Start of Records for this exercise

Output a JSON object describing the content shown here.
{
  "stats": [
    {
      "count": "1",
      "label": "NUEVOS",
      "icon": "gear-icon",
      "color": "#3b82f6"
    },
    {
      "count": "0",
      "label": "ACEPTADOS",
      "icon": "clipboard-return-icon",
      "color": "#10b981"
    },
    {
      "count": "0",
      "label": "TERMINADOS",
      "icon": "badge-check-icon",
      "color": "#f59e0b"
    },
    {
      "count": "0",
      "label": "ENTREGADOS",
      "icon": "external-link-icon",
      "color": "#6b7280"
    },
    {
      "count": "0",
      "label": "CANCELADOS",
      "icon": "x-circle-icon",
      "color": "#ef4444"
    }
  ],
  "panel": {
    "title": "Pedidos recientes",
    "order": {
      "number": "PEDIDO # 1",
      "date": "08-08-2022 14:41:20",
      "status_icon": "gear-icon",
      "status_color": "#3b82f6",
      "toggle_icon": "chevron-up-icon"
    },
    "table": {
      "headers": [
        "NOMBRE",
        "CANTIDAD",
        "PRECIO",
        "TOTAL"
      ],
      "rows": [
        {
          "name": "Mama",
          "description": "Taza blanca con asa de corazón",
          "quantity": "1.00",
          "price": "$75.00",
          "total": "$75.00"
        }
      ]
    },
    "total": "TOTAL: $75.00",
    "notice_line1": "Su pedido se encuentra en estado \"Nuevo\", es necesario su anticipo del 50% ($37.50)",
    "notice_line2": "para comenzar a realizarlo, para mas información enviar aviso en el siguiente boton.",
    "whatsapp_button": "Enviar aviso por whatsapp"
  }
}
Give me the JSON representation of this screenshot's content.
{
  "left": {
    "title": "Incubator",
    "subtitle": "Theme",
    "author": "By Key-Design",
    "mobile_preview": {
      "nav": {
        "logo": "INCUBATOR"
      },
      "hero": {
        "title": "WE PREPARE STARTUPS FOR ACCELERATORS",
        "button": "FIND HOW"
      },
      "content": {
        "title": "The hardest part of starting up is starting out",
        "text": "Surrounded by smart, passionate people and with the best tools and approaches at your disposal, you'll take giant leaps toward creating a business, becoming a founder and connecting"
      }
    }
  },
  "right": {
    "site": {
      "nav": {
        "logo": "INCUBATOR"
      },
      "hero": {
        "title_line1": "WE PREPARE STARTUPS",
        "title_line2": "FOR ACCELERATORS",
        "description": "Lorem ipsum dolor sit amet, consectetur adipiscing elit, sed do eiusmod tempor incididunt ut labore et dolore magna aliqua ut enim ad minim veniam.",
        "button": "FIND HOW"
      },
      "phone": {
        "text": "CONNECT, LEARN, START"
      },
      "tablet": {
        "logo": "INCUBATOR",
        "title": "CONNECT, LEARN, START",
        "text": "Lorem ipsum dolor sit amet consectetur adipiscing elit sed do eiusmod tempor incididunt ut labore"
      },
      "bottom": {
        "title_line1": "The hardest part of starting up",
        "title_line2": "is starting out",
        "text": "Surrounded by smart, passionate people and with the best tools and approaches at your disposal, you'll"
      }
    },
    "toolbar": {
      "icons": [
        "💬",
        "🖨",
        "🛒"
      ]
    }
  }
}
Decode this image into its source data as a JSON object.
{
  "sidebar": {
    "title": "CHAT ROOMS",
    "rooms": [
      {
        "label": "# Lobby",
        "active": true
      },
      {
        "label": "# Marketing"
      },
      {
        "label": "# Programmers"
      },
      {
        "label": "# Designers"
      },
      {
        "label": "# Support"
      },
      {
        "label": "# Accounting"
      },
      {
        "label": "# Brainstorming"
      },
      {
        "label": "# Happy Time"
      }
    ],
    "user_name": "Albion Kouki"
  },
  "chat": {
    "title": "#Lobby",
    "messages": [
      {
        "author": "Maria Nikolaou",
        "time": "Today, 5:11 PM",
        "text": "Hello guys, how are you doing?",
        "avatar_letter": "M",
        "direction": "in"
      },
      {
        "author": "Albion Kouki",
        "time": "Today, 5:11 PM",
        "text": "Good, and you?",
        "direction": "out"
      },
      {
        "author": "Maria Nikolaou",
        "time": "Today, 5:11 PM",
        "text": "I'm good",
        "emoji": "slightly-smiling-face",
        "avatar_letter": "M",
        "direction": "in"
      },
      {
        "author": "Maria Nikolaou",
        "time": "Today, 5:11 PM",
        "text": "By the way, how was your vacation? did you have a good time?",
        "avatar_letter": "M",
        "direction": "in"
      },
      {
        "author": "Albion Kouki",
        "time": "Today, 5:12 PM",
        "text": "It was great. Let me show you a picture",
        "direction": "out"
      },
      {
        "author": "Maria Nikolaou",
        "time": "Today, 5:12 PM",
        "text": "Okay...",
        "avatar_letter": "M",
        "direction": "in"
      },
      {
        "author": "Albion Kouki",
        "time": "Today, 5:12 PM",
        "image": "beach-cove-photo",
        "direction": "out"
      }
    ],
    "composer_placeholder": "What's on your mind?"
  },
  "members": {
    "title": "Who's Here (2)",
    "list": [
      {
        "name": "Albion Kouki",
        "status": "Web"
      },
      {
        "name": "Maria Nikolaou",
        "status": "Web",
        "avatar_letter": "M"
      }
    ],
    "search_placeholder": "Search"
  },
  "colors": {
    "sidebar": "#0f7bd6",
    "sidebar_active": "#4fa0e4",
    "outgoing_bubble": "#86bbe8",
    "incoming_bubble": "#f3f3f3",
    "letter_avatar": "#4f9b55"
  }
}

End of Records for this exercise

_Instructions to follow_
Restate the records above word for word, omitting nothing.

_Your response_
Output a JSON object describing the content shown here.
{
  "stats": [
    {
      "count": "1",
      "label": "NUEVOS",
      "icon": "gear-icon",
      "color": "#3b82f6"
    },
    {
      "count": "0",
      "label": "ACEPTADOS",
      "icon": "clipboard-return-icon",
      "color": "#10b981"
    },
    {
      "count": "0",
      "label": "TERMINADOS",
      "icon": "badge-check-icon",
      "color": "#f59e0b"
    },
    {
      "count": "0",
      "label": "ENTREGADOS",
      "icon": "external-link-icon",
      "color": "#6b7280"
    },
    {
      "count": "0",
      "label": "CANCELADOS",
      "icon": "x-circle-icon",
      "color": "#ef4444"
    }
  ],
  "panel": {
    "title": "Pedidos recientes",
    "order": {
      "number": "PEDIDO # 1",
      "date": "08-08-2022 14:41:20",
      "status_icon": "gear-icon",
      "status_color": "#3b82f6",
      "toggle_icon": "chevron-up-icon"
    },
    "table": {
      "headers": [
        "NOMBRE",
        "CANTIDAD",
        "PRECIO",
        "TOTAL"
      ],
      "rows": [
        {
          "name": "Mama",
          "description": "Taza blanca con asa de corazón",
          "quantity": "1.00",
          "price": "$75.00",
          "total": "$75.00"
        }
      ]
    },
    "total": "TOTAL: $75.00",
    "notice_line1": "Su pedido se encuentra en estado \"Nuevo\", es necesario su anticipo del 50% ($37.50)",
    "notice_line2": "para comenzar a realizarlo, para mas información enviar aviso en el siguiente boton.",
    "whatsapp_button": "Enviar aviso por whatsapp"
  }
}
Give me the JSON representation of this screenshot's content.
{
  "left": {
    "title": "Incubator",
    "subtitle": "Theme",
    "author": "By Key-Design",
    "mobile_preview": {
      "nav": {
        "logo": "INCUBATOR"
      },
      "hero": {
        "title": "WE PREPARE STARTUPS FOR ACCELERATORS",
        "button": "FIND HOW"
      },
      "content": {
        "title": "The hardest part of starting up is starting out",
        "text": "Surrounded by smart, passionate people and with the best tools and approaches at your disposal, you'll take giant leaps toward creating a business, becoming a founder and connecting"
      }
    }
  },
  "right": {
    "site": {
      "nav": {
        "logo": "INCUBATOR"
      },
      "hero": {
        "title_line1": "WE PREPARE STARTUPS",
        "title_line2": "FOR ACCELERATORS",
        "description": "Lorem ipsum dolor sit amet, consectetur adipiscing elit, sed do eiusmod tempor incididunt ut labore et dolore magna aliqua ut enim ad minim veniam.",
        "button": "FIND HOW"
      },
      "phone": {
        "text": "CONNECT, LEARN, START"
      },
      "tablet": {
        "logo": "INCUBATOR",
        "title": "CONNECT, LEARN, START",
        "text": "Lorem ipsum dolor sit amet consectetur adipiscing elit sed do eiusmod tempor incididunt ut labore"
      },
      "bottom": {
        "title_line1": "The hardest part of starting up",
        "title_line2": "is starting out",
        "text": "Surrounded by smart, passionate people and with the best tools and approaches at your disposal, you'll"
      }
    },
    "toolbar": {
      "icons": [
        "💬",
        "🖨",
        "🛒"
      ]
    }
  }
}
Decode this image into its source data as a JSON object.
{
  "sidebar": {
    "title": "CHAT ROOMS",
    "rooms": [
      {
        "label": "# Lobby",
        "active": true
      },
      {
        "label": "# Marketing"
      },
      {
        "label": "# Programmers"
      },
      {
        "label": "# Designers"
      },
      {
        "label": "# Support"
      },
      {
        "label": "# Accounting"
      },
      {
        "label": "# Brainstorming"
      },
      {
        "label": "# Happy Time"
      }
    ],
    "user_name": "Albion Kouki"
  },
  "chat": {
    "title": "#Lobby",
    "messages": [
      {
        "author": "Maria Nikolaou",
        "time": "Today, 5:11 PM",
        "text": "Hello guys, how are you doing?",
        "avatar_letter": "M",
        "direction": "in"
      },
      {
        "author": "Albion Kouki",
        "time": "Today, 5:11 PM",
        "text": "Good, and you?",
        "direction": "out"
      },
      {
        "author": "Maria Nikolaou",
        "time": "Today, 5:11 PM",
        "text": "I'm good",
        "emoji": "slightly-smiling-face",
        "avatar_letter": "M",
        "direction": "in"
      },
      {
        "author": "Maria Nikolaou",
        "time": "Today, 5:11 PM",
        "text": "By the way, how was your vacation? did you have a good time?",
        "avatar_letter": "M",
        "direction": "in"
      },
      {
        "author": "Albion Kouki",
        "time": "Today, 5:12 PM",
        "text": "It was great. Let me show you a picture",
        "direction": "out"
      },
      {
        "author": "Maria Nikolaou",
        "time": "Today, 5:12 PM",
        "text": "Okay...",
        "avatar_letter": "M",
        "direction": "in"
      },
      {
        "author": "Albion Kouki",
        "time": "Today, 5:12 PM",
        "image": "beach-cove-photo",
        "direction": "out"
      }
    ],
    "composer_placeholder": "What's on your mind?"
  },
  "members": {
    "title": "Who's Here (2)",
    "list": [
      {
        "name": "Albion Kouki",
        "status": "Web"
      },
      {
        "name": "Maria Nikolaou",
        "status": "Web",
        "avatar_letter": "M"
      }
    ],
    "search_placeholder": "Search"
  },
  "colors": {
    "sidebar": "#0f7bd6",
    "sidebar_active": "#4fa0e4",
    "outgoing_bubble": "#86bbe8",
    "incoming_bubble": "#f3f3f3",
    "letter_avatar": "#4f9b55"
  }
}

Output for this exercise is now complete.